Task details – Return all lines below containing the word "letter".

Records shown –
________________

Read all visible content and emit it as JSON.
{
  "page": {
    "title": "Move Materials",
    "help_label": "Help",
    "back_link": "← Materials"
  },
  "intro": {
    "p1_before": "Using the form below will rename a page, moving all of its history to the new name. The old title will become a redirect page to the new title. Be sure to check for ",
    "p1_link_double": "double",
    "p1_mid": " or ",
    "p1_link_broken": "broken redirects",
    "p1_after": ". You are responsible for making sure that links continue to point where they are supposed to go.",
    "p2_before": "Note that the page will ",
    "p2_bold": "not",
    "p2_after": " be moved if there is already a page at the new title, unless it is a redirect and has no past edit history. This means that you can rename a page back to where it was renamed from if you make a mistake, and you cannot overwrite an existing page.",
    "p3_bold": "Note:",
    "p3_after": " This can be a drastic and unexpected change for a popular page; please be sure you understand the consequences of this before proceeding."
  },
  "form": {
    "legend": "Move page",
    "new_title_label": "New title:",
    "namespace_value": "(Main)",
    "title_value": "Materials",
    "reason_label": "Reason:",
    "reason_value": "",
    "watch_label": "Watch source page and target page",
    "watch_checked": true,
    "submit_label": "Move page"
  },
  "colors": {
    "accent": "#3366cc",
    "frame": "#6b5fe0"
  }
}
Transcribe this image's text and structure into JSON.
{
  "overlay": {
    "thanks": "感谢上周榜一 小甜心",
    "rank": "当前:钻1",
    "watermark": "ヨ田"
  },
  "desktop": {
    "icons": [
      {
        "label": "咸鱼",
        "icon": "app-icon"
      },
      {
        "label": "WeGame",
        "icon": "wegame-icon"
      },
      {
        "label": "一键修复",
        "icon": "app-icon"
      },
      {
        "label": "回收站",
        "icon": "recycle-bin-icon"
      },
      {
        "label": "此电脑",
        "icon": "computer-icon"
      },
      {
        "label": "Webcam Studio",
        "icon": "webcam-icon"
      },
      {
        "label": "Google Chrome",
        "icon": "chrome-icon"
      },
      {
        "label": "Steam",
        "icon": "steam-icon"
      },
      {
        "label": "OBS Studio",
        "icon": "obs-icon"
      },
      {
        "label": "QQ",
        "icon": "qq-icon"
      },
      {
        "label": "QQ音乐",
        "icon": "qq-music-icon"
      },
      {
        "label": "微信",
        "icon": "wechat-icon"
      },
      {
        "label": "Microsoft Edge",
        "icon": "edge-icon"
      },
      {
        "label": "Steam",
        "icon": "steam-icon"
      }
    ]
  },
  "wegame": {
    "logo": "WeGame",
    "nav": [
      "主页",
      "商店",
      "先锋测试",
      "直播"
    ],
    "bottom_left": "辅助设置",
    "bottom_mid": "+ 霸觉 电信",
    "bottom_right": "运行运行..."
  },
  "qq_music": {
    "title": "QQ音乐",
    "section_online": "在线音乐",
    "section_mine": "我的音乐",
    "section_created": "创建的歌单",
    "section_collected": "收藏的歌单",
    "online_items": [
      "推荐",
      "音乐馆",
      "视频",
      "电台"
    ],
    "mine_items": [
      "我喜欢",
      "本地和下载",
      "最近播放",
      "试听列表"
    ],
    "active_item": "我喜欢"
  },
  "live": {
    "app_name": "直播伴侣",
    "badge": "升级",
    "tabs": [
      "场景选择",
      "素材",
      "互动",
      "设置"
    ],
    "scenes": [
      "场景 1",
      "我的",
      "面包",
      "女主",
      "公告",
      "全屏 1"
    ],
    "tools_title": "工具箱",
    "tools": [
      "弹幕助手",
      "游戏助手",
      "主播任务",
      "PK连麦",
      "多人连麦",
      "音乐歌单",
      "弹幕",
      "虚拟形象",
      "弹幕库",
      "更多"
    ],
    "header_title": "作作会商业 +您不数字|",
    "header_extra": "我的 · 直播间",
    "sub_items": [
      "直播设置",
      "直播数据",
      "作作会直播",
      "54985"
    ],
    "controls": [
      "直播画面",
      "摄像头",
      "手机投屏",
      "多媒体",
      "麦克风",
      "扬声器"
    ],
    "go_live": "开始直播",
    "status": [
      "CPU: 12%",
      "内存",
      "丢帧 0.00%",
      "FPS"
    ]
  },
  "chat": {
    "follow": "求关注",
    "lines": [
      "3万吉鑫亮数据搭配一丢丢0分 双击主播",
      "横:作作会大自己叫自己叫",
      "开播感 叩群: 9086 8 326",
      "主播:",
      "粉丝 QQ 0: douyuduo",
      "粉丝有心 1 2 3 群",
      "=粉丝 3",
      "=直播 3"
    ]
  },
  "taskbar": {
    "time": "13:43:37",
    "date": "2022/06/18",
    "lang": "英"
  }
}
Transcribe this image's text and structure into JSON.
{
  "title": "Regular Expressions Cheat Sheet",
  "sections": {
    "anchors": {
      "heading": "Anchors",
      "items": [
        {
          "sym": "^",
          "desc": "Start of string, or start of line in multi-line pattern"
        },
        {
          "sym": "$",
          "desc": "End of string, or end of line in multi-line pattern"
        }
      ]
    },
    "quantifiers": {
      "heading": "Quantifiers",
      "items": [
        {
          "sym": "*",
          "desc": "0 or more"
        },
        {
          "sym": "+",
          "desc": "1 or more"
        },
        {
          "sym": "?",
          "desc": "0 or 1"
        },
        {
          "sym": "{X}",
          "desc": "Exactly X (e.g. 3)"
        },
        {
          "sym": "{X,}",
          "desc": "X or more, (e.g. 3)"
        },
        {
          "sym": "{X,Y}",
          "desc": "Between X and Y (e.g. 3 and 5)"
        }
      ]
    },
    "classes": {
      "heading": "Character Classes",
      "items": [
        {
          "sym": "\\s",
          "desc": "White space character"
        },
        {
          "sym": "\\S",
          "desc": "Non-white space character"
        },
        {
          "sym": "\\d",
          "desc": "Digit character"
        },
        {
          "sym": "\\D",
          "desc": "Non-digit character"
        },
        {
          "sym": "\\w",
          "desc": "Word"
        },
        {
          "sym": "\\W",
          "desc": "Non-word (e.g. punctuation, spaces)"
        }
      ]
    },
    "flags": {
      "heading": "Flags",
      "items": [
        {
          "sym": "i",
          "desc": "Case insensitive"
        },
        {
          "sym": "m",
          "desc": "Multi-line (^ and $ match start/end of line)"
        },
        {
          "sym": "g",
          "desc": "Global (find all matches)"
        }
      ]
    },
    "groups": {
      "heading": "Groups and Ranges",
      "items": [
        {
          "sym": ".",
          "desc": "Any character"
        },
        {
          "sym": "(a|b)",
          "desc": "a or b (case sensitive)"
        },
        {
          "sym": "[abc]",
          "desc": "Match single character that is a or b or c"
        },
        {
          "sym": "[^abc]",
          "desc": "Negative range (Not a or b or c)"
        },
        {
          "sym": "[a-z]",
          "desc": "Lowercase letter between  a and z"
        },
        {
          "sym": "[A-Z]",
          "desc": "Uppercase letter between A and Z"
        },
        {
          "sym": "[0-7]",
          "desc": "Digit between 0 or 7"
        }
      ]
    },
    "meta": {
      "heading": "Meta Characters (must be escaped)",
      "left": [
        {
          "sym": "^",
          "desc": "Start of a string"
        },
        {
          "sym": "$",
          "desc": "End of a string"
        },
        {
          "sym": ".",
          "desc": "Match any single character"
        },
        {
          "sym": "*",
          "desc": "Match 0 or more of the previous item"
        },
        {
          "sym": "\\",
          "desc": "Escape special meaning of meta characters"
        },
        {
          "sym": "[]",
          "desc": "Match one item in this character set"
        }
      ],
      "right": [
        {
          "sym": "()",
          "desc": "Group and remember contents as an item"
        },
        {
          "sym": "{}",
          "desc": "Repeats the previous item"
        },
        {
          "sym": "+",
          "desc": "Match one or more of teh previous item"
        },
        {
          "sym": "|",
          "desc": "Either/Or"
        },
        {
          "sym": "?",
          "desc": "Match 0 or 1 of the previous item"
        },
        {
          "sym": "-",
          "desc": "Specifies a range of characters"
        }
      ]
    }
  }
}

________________

Problem solution –
          "desc": "Lowercase letter between  a and z"
          "desc": "Uppercase letter between A and Z"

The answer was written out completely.